The Hunger Games, set for release this weekend, is the latest fantasy-oriented picture to feature a teenage or pre-teen protagonist, so it’s interesting to compare its buzz on social media with the two most recent similar blockbusters. The first of two Twilight: Breaking Dawn films was released last November, while Harry Potter and the Deathly Hallows Part 2 debuted in July.

Mashable tapped social media analysis company Fizziology to look at sentiment on Twitter, Facebook and blogs for the Hunger Games. Here are highlights of their findings:

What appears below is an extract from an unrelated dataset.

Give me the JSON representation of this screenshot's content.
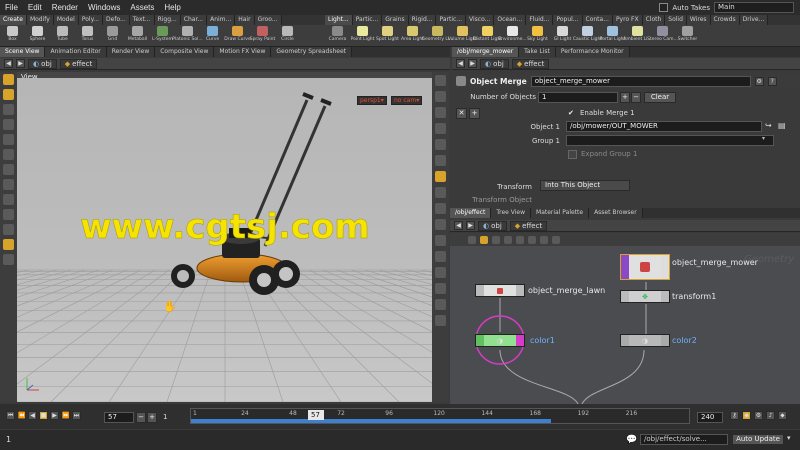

  • Nearly twice as much of the coversation on social media has revolved around buying tickets early for The Hunger Games than was the case for Twilight, at 7% to 4%. But that’s still a good 2% less of a role than than getting tickets played in the Harry Potter conversation.
  • 4% of social media buzz for The Hunger Games talks about seeing midnight shows. That’s good for a tie with Harry Potter, and double what the rate was for Twilight
  • Social media sentiment for all three films is and was overwhelmingly positive, but Twilight engendered the most negative talk, at 7% of all conversation. The Hunger Games comes in at 3%, while just 1% of conversation surrounding Harry Potter was negative.

Check out the Fizziology graphic below for a full picture of how social media sentiment for The Hunger Games stacks up against Twilight and Harry Potter. Do these findings match what you’ve been seeing in your social feeds? Let us know in the comments.

Twitter Expands the Boundaries for Promoted Tweets

Every couple of months, Twitter inches slightly closer to their goal of becoming an advertising force in social media.

This week’s action was pushing Promoted Tweets out to the mobile apps. More importantly, they expanded who sees the ads and that’s great for marketers.

Previously, Promoted Tweets only showed up in your stream if you followed that brand. Now, advertisers can choose to show Tweets to anyone with similar interests.

The way I interpret this is, if I’m following Coca-Cola on Twitter, then Pepsi can choose to send me their Promoted Tweets.

Twitter says they decided to make this move because the response they got to their mobile testing was positive. Will it stay that way?

It does seem that people have stopped carrying on about the presence of advertising. Perhaps they’ve finally realized that it’s not only necessary if they want the app for free, but it can be helpful.

Yes, I said it. Advertising is a good thing. I know I’m preaching to the choir here, but perhaps my word will spread to the masses and people will learn to embrace ads, not run from them.

Twitter says 55% of the more than 100 million regular users check in at least once a month using a mobile app. With the upgrades in navigation and presentation, this number should continue to climb.

I had a real love affair with Twitter at the start, then broke away for several months. Now, I’ve found I really enjoy sitting on the couch, flipping through the day’s tweets with my iPad. The app allows me to easily click through to read submitted articles and I feel like I’m getting more out of Twitter than ever before.

How about you? Do you use Twitter on mobile? How does it fit in to your marketing plan?

Marketing Pilgrim’s Social Channel is proudly sponsored by Full Sail University, where you can earn your Masters of Science Degree in Internet Marketing in less than 2 years. Visit FullSail.edu for more information.